▶ HOW TO COMPLETE THIS TASK:
Every line of the data that contains the string "legend" must be copied.

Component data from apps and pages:
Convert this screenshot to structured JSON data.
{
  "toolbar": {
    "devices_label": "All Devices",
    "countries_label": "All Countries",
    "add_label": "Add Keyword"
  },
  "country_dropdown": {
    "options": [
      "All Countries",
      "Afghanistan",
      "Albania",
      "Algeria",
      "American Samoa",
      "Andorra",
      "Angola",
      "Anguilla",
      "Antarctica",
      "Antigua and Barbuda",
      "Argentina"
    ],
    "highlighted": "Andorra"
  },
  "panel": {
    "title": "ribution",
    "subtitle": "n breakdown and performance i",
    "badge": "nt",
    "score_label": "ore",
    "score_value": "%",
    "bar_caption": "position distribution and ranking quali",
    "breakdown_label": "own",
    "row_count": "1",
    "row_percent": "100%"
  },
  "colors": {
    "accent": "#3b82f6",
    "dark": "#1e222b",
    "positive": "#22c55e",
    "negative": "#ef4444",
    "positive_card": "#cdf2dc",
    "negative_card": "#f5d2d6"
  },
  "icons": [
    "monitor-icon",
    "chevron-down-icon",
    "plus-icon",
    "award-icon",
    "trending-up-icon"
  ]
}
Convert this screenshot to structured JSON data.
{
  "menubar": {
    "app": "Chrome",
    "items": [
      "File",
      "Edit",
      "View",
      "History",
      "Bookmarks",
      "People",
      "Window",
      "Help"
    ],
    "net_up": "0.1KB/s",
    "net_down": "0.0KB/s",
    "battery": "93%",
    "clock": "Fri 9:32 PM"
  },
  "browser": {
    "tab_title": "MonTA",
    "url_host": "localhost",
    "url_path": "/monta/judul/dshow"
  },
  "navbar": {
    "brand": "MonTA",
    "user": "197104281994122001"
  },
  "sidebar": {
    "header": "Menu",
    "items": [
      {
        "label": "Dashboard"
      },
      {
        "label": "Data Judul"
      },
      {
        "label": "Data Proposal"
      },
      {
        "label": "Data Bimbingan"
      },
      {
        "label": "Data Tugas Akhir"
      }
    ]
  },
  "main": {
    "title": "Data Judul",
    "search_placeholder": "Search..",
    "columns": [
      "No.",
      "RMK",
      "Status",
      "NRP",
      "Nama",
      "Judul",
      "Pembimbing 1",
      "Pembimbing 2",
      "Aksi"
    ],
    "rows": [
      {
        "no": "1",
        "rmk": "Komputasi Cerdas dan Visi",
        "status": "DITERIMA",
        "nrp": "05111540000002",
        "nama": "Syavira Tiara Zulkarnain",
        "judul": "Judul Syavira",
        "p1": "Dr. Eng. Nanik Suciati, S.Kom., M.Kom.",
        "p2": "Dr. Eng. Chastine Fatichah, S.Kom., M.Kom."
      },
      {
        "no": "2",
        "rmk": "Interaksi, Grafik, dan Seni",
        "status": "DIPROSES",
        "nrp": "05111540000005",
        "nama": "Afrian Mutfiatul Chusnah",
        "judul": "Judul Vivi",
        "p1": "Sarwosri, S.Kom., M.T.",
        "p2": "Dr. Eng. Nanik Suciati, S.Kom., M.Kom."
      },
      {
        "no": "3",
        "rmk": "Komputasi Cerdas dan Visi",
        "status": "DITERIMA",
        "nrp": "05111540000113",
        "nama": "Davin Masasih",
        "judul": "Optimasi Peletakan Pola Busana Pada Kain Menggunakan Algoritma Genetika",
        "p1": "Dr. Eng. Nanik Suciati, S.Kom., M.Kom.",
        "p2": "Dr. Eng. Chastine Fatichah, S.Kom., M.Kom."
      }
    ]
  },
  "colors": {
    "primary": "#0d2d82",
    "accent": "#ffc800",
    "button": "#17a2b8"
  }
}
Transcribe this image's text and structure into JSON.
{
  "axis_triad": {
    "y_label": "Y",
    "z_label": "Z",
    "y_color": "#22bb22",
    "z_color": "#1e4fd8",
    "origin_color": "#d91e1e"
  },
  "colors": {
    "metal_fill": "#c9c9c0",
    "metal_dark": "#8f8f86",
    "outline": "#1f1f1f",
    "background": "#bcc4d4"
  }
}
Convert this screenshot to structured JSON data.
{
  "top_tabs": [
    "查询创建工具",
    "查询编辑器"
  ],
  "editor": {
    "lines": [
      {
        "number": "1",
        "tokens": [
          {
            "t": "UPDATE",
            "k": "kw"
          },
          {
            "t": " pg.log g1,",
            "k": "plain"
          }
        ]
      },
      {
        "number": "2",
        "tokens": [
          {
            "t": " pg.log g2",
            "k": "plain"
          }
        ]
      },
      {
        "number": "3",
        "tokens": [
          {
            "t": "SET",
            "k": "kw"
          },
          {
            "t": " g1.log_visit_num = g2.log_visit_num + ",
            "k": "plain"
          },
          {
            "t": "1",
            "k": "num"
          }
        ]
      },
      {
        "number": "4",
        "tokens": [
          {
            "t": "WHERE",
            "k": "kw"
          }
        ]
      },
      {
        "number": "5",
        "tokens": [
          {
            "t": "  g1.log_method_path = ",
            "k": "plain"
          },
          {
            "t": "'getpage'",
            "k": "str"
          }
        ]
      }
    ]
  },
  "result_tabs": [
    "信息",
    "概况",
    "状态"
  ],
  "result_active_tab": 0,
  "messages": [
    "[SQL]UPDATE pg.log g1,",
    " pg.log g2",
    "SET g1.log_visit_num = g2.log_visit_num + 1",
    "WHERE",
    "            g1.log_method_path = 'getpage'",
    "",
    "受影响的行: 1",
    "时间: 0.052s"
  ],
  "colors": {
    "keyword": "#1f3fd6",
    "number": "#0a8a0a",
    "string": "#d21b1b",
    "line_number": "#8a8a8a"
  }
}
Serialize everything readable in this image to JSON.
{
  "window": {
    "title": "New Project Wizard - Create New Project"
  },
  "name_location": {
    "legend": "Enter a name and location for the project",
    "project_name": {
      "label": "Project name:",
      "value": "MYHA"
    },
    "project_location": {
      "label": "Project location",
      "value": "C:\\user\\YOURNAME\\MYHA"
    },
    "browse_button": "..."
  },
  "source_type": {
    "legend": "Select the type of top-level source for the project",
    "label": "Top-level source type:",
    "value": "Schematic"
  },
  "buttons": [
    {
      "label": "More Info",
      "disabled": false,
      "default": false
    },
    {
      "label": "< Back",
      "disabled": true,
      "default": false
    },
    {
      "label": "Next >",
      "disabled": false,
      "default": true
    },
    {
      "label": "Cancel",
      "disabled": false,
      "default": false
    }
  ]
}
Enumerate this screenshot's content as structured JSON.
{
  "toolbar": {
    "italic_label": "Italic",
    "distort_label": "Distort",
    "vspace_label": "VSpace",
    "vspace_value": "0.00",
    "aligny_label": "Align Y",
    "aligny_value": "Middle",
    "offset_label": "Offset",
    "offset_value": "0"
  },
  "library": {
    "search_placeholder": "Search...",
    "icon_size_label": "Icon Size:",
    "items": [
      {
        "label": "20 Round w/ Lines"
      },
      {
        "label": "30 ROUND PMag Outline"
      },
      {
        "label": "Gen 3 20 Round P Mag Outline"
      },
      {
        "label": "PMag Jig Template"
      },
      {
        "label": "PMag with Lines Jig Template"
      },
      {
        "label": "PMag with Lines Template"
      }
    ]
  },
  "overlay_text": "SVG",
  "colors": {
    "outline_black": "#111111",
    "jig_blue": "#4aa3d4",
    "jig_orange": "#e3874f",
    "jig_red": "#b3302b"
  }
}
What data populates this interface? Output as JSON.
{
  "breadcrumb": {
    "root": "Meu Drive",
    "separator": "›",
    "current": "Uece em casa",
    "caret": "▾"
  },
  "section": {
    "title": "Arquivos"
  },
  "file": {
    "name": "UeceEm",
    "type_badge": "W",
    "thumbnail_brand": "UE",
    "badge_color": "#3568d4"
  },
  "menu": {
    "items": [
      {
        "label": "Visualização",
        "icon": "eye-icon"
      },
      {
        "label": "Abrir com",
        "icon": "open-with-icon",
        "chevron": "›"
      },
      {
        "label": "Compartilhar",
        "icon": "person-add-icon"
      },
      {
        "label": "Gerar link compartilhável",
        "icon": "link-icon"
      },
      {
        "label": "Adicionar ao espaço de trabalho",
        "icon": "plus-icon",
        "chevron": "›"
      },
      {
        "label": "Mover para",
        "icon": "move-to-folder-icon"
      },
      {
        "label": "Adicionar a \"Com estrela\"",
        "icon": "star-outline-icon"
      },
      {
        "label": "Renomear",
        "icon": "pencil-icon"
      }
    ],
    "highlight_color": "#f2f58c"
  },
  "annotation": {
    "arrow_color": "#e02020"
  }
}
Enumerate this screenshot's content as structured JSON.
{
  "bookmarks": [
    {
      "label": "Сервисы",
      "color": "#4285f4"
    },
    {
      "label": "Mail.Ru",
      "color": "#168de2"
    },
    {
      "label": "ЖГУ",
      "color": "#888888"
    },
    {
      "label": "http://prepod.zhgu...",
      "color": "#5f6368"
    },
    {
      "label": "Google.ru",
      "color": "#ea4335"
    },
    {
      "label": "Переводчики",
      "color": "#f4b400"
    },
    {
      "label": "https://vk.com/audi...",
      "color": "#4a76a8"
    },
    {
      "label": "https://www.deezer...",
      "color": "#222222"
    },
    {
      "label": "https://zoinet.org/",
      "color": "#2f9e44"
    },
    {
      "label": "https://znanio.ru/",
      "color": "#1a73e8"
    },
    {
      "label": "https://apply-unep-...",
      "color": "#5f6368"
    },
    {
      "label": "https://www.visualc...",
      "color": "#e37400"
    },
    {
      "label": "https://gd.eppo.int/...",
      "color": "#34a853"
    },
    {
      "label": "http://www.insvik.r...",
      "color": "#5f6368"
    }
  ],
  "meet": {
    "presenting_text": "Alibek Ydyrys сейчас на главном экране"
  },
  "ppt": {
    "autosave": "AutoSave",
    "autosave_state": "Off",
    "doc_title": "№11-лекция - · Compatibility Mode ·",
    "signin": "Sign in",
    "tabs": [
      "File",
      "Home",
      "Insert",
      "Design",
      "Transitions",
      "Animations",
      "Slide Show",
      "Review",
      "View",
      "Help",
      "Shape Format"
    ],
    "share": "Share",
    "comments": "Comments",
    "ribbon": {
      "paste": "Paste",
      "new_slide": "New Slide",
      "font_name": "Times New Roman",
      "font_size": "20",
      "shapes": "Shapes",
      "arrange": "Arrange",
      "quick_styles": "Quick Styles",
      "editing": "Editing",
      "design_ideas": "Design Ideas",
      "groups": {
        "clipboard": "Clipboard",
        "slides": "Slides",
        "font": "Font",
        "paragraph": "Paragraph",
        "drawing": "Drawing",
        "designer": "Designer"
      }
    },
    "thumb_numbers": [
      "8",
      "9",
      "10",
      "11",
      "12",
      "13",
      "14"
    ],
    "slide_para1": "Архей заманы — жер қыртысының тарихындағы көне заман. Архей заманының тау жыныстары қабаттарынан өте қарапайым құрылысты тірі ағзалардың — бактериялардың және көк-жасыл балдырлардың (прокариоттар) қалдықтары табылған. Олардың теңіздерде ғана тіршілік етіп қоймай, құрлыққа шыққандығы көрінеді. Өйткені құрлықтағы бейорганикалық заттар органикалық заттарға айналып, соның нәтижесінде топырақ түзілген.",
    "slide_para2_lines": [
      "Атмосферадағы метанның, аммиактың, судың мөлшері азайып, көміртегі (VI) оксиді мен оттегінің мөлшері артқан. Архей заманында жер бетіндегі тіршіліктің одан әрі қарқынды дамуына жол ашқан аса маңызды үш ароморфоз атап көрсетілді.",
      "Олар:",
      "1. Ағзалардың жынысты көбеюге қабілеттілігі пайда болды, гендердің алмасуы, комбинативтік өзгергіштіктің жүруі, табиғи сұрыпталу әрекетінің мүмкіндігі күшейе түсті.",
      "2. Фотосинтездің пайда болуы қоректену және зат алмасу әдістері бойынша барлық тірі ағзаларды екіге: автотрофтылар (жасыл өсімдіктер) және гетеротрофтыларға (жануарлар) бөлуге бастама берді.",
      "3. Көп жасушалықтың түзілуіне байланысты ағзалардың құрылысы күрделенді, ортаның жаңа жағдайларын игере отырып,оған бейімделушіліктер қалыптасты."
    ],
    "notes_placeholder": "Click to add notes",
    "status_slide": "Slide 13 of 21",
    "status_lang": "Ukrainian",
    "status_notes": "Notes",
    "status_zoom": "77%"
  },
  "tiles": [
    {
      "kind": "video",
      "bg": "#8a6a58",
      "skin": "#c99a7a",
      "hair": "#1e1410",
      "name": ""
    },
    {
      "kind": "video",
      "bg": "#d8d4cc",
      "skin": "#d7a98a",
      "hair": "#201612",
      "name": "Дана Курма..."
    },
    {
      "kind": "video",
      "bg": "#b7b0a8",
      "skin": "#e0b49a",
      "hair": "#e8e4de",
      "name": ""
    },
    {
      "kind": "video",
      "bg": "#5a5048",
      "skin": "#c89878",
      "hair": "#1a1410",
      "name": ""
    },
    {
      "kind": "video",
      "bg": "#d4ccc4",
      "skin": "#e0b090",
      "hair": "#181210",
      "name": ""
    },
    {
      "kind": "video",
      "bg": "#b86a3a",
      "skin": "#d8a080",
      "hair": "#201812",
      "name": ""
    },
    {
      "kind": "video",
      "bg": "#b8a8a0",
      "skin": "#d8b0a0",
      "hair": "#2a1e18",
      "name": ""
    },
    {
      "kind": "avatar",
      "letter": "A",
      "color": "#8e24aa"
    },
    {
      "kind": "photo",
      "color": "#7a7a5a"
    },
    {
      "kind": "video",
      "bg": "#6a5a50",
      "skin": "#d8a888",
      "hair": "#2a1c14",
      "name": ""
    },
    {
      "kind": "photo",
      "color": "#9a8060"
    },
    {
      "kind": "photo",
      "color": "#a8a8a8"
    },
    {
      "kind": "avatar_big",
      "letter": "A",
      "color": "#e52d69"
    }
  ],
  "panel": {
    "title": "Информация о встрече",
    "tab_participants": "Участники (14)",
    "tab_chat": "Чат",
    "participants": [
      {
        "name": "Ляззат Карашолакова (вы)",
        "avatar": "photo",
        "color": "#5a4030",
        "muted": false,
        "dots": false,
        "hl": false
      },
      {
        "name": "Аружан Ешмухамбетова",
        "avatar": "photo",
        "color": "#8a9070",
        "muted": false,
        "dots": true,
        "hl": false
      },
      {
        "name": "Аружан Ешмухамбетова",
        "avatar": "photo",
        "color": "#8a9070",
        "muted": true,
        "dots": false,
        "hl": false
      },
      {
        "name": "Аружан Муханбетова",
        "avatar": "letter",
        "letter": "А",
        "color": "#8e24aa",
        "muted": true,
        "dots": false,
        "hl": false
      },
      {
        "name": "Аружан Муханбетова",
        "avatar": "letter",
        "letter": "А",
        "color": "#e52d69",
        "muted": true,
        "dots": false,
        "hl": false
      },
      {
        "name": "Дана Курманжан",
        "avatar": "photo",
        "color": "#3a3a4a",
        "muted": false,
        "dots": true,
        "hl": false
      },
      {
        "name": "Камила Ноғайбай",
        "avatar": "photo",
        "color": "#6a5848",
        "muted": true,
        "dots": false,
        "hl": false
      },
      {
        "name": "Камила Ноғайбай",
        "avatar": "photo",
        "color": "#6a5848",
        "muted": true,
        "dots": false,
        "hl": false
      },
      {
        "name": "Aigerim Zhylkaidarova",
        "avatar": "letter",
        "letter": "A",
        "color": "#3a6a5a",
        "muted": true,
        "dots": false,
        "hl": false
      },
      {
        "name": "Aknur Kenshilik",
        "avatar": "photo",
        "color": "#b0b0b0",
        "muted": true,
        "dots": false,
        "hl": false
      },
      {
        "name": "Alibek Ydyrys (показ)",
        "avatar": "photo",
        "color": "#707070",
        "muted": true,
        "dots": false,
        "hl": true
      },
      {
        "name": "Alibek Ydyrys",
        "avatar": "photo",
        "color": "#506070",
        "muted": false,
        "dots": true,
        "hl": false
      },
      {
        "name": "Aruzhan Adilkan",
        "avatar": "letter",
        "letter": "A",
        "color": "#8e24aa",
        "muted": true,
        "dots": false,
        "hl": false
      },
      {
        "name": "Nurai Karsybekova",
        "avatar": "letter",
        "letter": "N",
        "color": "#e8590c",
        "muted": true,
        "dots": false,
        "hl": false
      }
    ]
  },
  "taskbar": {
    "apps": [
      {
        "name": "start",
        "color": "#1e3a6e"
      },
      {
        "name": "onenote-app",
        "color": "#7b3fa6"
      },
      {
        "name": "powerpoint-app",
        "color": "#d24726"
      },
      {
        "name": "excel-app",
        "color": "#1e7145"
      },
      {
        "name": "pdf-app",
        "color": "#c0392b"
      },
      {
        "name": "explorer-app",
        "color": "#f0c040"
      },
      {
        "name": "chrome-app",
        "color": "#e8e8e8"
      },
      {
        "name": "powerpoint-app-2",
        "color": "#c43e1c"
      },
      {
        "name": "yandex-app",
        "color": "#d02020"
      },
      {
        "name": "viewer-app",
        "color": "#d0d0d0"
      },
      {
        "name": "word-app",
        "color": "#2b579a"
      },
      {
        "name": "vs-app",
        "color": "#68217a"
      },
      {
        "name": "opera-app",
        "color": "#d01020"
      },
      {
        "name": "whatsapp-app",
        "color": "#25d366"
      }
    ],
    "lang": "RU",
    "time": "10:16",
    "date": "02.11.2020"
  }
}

▶ REPLY TO THE EXERCISE:
    "legend": "Enter a name and location for the project",
    "legend": "Select the type of top-level source for the project",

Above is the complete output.